On the effect of surface roughness on velocity profiles and runout lengths of dry granular flows
- University of Natural Resources and Life Sciences, Vienna, Austria
Gravitational mass flows like debris flows are often physically modelled as an assembly of particles flowing in simplified flume configurations. There is indication that natural flows exhibit a combined movement of sliding and internal deformation, which is not well understood and underrepresented in scaled laboratory experiments. In this study we investigate the effect of the surface roughness on the velocity profile and the runout of small-scale, dry granular avalanches. The experimental set-up is a 0.17 m wide flume with an inclination of 34° for the first 1.5 m, following an 0.8 m curved transition zone with a radius of 1.7 m, and ending in a runout zone with an angle of 4°. The tested material consisted of non-perfect spherical ceramic beads with a diameter of 2.8 to 4.3 mm. We tested four different types of surface roughness ranging from 0 to 6 mm height and additionally one macro roughness, which was higher than the maximum flow height. To also get information about the influence of the relative roughness experiments with three different starting volumes were undertaken. All fourteen experimental variations were repeated three times. Flow heights were measured with laser sensors at four different positions along the channel. Three of them were used to calculate the mean front velocity of the flowing mass in two cross sections. Furthermore, the experiments were recorded with a high-speed camera through one sidewall out of acrylic glass. The recordings were analysed using a PIV (Particle Image Velocimetry) software to derive velocity profiles in 1/1500 second time steps. Results show that the velocity profiles changed from the head to the tail of the flow and that the profiles of the two roughest surfaces are more alike than the smooth roughness configurations. The fraction of sliding on the total movement varied between 0 and close to unity. The runout length decreased the higher the roughness was and increased with higher starting volume. The shape of the velocity profiles at the deepest sections of the flows changed with surface roughness and with starting volumes. Only the velocity profiles for the two roughest surfaces show an inflection point. Our experiments highlight the importance of surface roughness as well as relative roughness for granular mass flows and provide data for model testing.

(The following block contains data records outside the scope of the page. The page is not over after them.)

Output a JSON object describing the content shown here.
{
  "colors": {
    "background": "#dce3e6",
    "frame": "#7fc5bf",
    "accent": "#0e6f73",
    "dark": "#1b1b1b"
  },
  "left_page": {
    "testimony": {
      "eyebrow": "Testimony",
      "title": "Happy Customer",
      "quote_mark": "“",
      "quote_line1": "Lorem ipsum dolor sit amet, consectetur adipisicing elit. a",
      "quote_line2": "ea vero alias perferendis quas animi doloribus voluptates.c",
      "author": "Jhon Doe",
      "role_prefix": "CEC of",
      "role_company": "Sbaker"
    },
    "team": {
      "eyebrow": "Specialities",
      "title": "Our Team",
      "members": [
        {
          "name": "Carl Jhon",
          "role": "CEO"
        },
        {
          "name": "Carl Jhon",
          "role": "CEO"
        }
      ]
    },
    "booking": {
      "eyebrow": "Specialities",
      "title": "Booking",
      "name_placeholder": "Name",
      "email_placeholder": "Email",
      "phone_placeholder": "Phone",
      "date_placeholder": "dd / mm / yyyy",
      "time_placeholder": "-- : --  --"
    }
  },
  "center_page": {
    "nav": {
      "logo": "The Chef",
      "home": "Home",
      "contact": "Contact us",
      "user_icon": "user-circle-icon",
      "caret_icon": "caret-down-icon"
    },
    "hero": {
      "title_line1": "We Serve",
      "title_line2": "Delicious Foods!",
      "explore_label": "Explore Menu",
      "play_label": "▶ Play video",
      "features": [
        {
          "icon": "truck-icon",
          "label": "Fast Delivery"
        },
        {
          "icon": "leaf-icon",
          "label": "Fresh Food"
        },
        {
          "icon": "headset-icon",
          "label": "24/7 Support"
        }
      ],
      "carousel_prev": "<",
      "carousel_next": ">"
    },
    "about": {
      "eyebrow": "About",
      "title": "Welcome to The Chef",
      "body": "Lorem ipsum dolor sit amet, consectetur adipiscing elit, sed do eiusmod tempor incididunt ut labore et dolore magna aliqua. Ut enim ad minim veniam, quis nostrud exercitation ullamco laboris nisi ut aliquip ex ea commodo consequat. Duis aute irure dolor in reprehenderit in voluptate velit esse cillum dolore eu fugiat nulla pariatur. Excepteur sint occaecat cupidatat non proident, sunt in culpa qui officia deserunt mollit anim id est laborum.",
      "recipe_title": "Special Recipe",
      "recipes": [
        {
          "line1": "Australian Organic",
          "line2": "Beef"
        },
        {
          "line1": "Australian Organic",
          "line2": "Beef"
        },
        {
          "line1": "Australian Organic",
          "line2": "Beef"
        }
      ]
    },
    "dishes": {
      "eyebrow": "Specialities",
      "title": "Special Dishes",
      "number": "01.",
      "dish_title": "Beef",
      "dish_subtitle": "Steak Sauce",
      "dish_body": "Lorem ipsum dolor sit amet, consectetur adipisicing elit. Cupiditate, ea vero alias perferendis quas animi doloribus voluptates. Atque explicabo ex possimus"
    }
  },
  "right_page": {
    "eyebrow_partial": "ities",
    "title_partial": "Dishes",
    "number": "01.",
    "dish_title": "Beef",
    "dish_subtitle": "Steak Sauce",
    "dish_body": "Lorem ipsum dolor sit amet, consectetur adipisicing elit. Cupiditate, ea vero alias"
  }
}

How to cite: Reider, L. and Kaitna, R.: On the effect of surface roughness on velocity profiles and runout lengths of dry granular flows, EGU General Assembly 2020, Online, 4–8 May 2020, EGU2020-7631, https://doi.org/10.5194/egusphere-egu2020-7631, 2020